There was also fishing outside the breakwater – I took my boat out a couple of days after arriving with Geoff to do some jigging and FINALLY CAUGHT A HALIBUT (long time readers will know this has been my goal in like forever, the previous closest I had come turned out to be a big ol’ skate)
Ok, it was a California halibut and not a Pacific one but it was 3 foot long and still counts! We both were shocked. I handed the rod to Geoff, did (if I say so) a perfect gaffing job and got it on the deck. I then took my razor sharp filleting knife, and in a flash of genius, decided to unsheathe it with the blade against my finger, cutting it really really deeply. And I mean DEEP – I took one look at it, was like ‘oh god’ and ran for the first aid kit, leaving the halibut on the deck. I managed to press some gauze on it while Geoff riffled through the first aid kit (shout out to KT who did an excellent job making this) and got even more gauze and taped it up inexpertly.
After fussing around with this for a few minutes we remembered we had a 3′ long angry flatfish on the deck and went to deal with it – I killed it humanly by stabbing it in the brain and then we bled it over the side, watching out for sealions.
Next a quick google search on ‘how to fillet a halibut’ and we were in business.
It actually went very well and we successfully got all the fillets off and returned the rest to the ocean with thanks.
Once back tied to Quinn, Holley came to look at my finger as she is a nurse in real life. Apparently I really should have got stitches as it was ‘very meaty’ (barf) but knowing the stories of the costs of American healthcare, and not being 100% sure what my travel insurance would cover (is stupidity a pre-existing condition?) I declined to go to the hospital and she patched it up as best she could with steri-strips and a clean bandage. Boating!

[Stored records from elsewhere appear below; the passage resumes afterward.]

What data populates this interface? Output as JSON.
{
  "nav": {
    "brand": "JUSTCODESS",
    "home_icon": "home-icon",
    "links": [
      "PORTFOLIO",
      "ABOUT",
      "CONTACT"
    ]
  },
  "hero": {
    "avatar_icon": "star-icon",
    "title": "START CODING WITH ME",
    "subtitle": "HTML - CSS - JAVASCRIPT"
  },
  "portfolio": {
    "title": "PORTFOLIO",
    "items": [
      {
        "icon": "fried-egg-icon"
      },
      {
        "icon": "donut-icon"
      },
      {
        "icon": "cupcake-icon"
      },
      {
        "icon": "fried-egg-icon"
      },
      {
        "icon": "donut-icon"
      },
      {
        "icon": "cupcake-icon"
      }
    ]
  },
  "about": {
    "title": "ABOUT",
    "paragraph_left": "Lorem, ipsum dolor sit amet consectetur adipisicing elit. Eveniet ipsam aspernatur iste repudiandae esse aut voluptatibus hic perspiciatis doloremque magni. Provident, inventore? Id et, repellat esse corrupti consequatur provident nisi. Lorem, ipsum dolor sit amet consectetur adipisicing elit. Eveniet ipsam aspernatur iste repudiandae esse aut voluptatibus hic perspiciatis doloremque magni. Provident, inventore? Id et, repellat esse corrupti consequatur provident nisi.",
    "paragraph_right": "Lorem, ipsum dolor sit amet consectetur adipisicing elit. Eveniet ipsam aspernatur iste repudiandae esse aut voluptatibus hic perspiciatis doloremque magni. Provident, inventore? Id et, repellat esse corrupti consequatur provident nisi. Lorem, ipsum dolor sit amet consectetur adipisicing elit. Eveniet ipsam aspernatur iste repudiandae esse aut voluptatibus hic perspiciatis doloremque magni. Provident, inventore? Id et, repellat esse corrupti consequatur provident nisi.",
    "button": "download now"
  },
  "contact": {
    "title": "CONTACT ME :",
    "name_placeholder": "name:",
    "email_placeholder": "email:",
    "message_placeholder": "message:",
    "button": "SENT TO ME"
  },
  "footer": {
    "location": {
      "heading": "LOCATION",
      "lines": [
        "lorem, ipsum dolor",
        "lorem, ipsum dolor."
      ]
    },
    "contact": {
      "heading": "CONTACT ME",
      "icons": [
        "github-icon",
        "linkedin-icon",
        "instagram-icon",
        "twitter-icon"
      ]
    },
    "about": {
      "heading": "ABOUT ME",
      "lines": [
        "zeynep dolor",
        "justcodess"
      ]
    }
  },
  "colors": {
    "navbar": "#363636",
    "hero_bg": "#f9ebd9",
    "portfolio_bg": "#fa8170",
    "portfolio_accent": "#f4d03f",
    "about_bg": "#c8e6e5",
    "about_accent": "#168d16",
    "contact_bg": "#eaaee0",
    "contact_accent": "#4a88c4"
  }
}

Holley got to use her nurse skills even more in the next few days as Geoff managed to drill a hole through his hand (lol) and Cass got her finger caught under a loaded line and ripped part of it off. Good going everyone!
The next day was my birthday, which last time I was out cruising on my birthday was when I was being sick on my engine crossing over a foggy Eureka bar so this was way nicer. In the morning I opened my presents from KT and her parents that they had really kindly given me before I left and spent most of the day eating candy and sugar-crash-napping. In the evening Quinn’s crew came over, the girls had made me a cake and a card and then we all had halibut burgers. Fantastic.

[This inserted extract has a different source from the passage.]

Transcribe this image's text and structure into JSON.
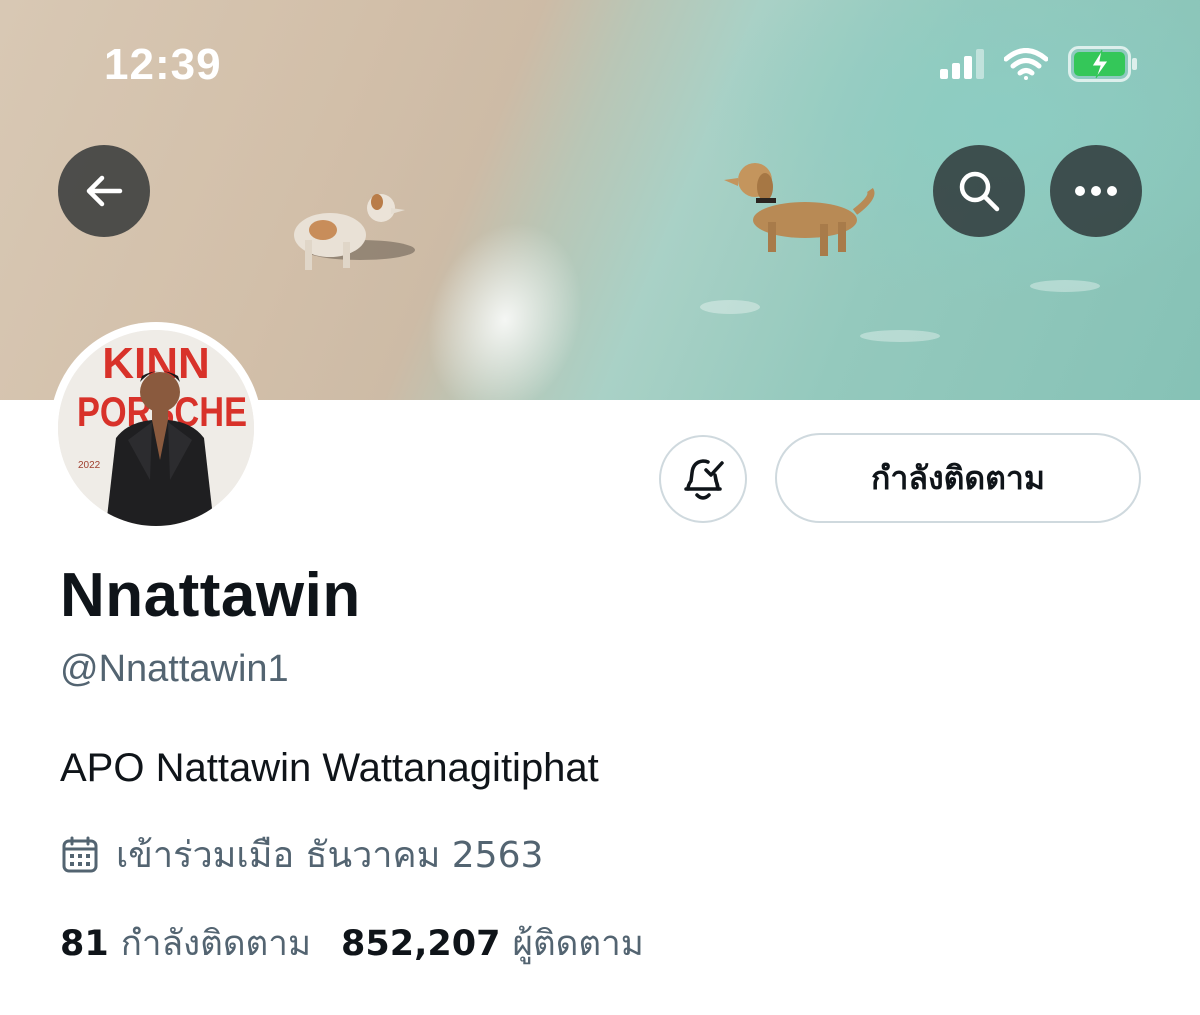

As already mentioned the yacht club was awesome and we could get showers and cheap beer from their bar – the only tricky part was laundry. We had to catch an uber to town to do it, which went fine, but then getting one back seemed almost impossible. Finally after 90 mins one came to pick us up, saw Geoff, Hollies and my bags of laundry and did a drive by without stopping while yelling out the window that ‘we had too much stuff’. Hollies laugh of disbelief was then immediately mocked by some teenagers driving to add to the general mood. We had to get the bus back so the entire trip back took almost 3 hours. I’d hoped to be back earlier so I could be there when Phil and Ally on Sliver (Phil being the guy who got me into sailing in the first place) turned up. They had left several weeks later than I did but moved a lot faster so I was stoked to see them!
They were already in the bay when we got back and I rowed over to catch up before letting them get an early night. The next few days were a fun mix of hiking, going to a show and just generally carousing with buds. However, eventually it was time to go and we all left for Morro Bay, 160 miles away.
I was a bit nervous, this was my first solo overnight on Sooner and my first one for five years (the last time had been on Gudge!). As it went, it was, well, fine. Solo overnights kinda suck still, but nothing major happened and it went by fairly fast. The worst part was it was foggy that night and so wet and cold. Here is a nice 3am shot reflecting my mood
It took most of two days and the night, and I managed to slip into Morro Bay just before dark. Motoring in, I was greeted by Allie and Phil mooning me from the entrance sand bar, and they took a couple nice pics of me coming in.
Then it was just a matter of anchoring in a strong current and time for some sleep!